*** Input data ***

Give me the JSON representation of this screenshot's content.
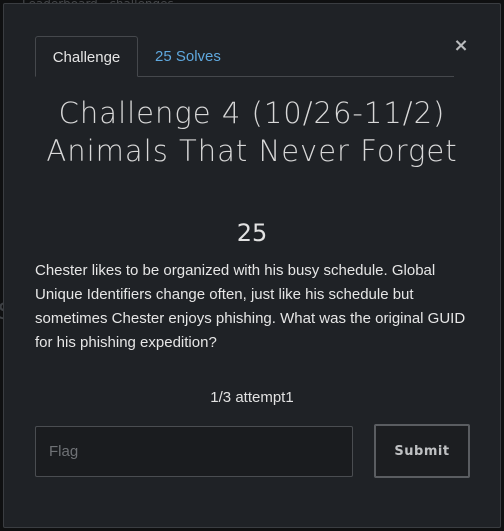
{
  "background": {
    "topbar_text": "Leaderboard · challenges",
    "left_glyph": "S"
  },
  "modal": {
    "close_label": "×",
    "tabs": [
      {
        "label": "Challenge",
        "active": true
      },
      {
        "label": "25 Solves",
        "active": false
      }
    ],
    "title": "Challenge 4 (10/26-11/2) Animals That Never Forget",
    "points": "25",
    "description": "Chester likes to be organized with his busy schedule. Global Unique Identifiers change often, just like his schedule but sometimes Chester enjoys phishing. What was the original GUID for his phishing expedition?",
    "attempts": "1/3 attempt1",
    "flag_input": {
      "placeholder": "Flag",
      "value": ""
    },
    "submit_label": "Submit"
  },
  "colors": {
    "modal_bg": "#1f2226",
    "tab_solves": "#5fa8de",
    "text": "#e6e6e6"
  }
}
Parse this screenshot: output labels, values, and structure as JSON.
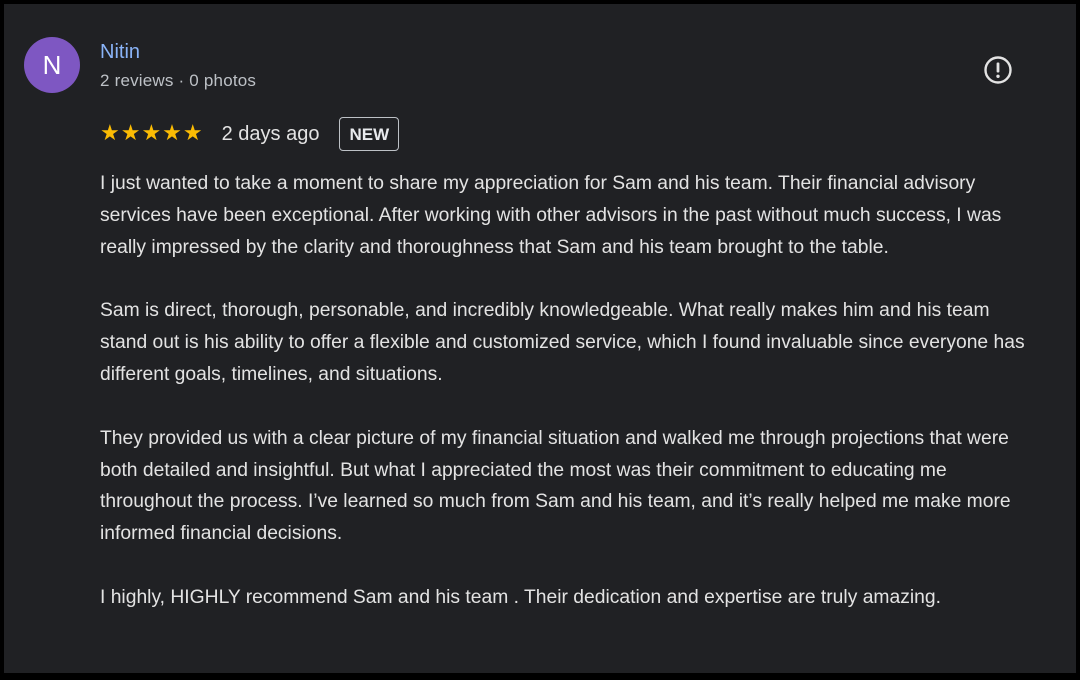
{
  "reviewer": {
    "initial": "N",
    "name": "Nitin",
    "meta": "2 reviews · 0 photos",
    "avatar_color": "#7e57c2"
  },
  "review": {
    "stars": "★★★★★",
    "rating": 5,
    "date": "2 days ago",
    "badge": "NEW",
    "paragraphs": [
      "I just wanted to take a moment to share my appreciation for Sam and his team. Their financial advisory services have been exceptional. After working with other advisors in the past without much success, I was really impressed by the clarity and thoroughness that Sam and his team brought to the table.",
      "Sam is direct, thorough, personable, and incredibly knowledgeable. What really makes him and his team stand out is his ability to offer a flexible and customized service, which I found invaluable since everyone has different goals, timelines, and situations.",
      "They provided us with a clear picture of my financial situation and walked me through projections that were both detailed and insightful. But what I appreciated the most was their commitment to educating me throughout the process. I’ve learned so much from Sam and his team, and it’s really helped me make more informed financial decisions.",
      "I highly, HIGHLY recommend Sam and his team . Their dedication and expertise are truly amazing."
    ]
  },
  "icons": {
    "report": "report-flag-icon"
  },
  "colors": {
    "background": "#202124",
    "name_link": "#8ab4f8",
    "star": "#fbbc04",
    "text": "#e3e3e3"
  }
}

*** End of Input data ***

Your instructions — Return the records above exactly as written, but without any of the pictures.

Output below —
Give me the JSON representation of this screenshot's content.
{
  "background": {
    "topbar_text": "Leaderboard · challenges",
    "left_glyph": "S"
  },
  "modal": {
    "close_label": "×",
    "tabs": [
      {
        "label": "Challenge",
        "active": true
      },
      {
        "label": "25 Solves",
        "active": false
      }
    ],
    "title": "Challenge 4 (10/26-11/2) Animals That Never Forget",
    "points": "25",
    "description": "Chester likes to be organized with his busy schedule. Global Unique Identifiers change often, just like his schedule but sometimes Chester enjoys phishing. What was the original GUID for his phishing expedition?",
    "attempts": "1/3 attempt1",
    "flag_input": {
      "placeholder": "Flag",
      "value": ""
    },
    "submit_label": "Submit"
  },
  "colors": {
    "modal_bg": "#1f2226",
    "tab_solves": "#5fa8de",
    "text": "#e6e6e6"
  }
}
Parse this screenshot: output labels, values, and structure as JSON.
{
  "reviewer": {
    "initial": "N",
    "name": "Nitin",
    "meta": "2 reviews · 0 photos",
    "avatar_color": "#7e57c2"
  },
  "review": {
    "stars": "★★★★★",
    "rating": 5,
    "date": "2 days ago",
    "badge": "NEW",
    "paragraphs": [
      "I just wanted to take a moment to share my appreciation for Sam and his team. Their financial advisory services have been exceptional. After working with other advisors in the past without much success, I was really impressed by the clarity and thoroughness that Sam and his team brought to the table.",
      "Sam is direct, thorough, personable, and incredibly knowledgeable. What really makes him and his team stand out is his ability to offer a flexible and customized service, which I found invaluable since everyone has different goals, timelines, and situations.",
      "They provided us with a clear picture of my financial situation and walked me through projections that were both detailed and insightful. But what I appreciated the most was their commitment to educating me throughout the process. I’ve learned so much from Sam and his team, and it’s really helped me make more informed financial decisions.",
      "I highly, HIGHLY recommend Sam and his team . Their dedication and expertise are truly amazing."
    ]
  },
  "icons": {
    "report": "report-flag-icon"
  },
  "colors": {
    "background": "#202124",
    "name_link": "#8ab4f8",
    "star": "#fbbc04",
    "text": "#e3e3e3"
  }
}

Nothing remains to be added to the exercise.